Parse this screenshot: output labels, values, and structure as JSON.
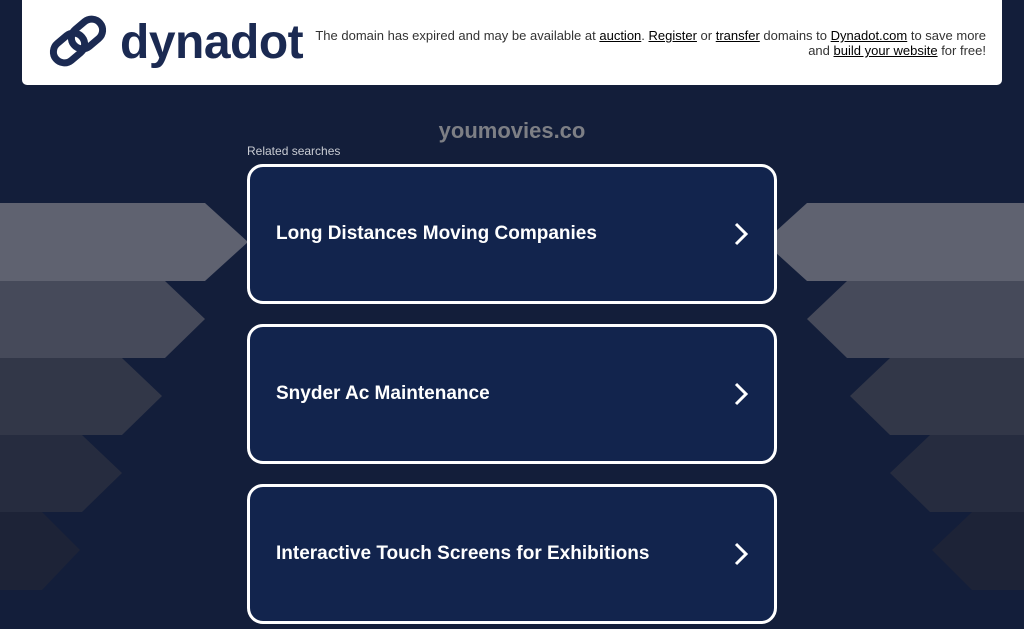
{
  "header": {
    "logo_text": "dynadot",
    "notice": {
      "part1": "The domain has expired and may be available at ",
      "auction_link": "auction",
      "part2": ". ",
      "register_link": "Register",
      "part3": " or ",
      "transfer_link": "transfer",
      "part4": " domains to ",
      "dynadot_link": "Dynadot.com",
      "part5": " to save more and ",
      "build_link": "build your website",
      "part6": " for free!"
    }
  },
  "domain": "youmovies.co",
  "related_label": "Related searches",
  "searches": [
    {
      "label": "Long Distances Moving Companies"
    },
    {
      "label": "Snyder Ac Maintenance"
    },
    {
      "label": "Interactive Touch Screens for Exhibitions"
    }
  ],
  "colors": {
    "background": "#131e3a",
    "card": "#12244d",
    "logo": "#1b2a52"
  }
}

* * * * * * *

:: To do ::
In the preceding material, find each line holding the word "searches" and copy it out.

:: Solution for this exercise ::
  "related_label": "Related searches",
  "searches": [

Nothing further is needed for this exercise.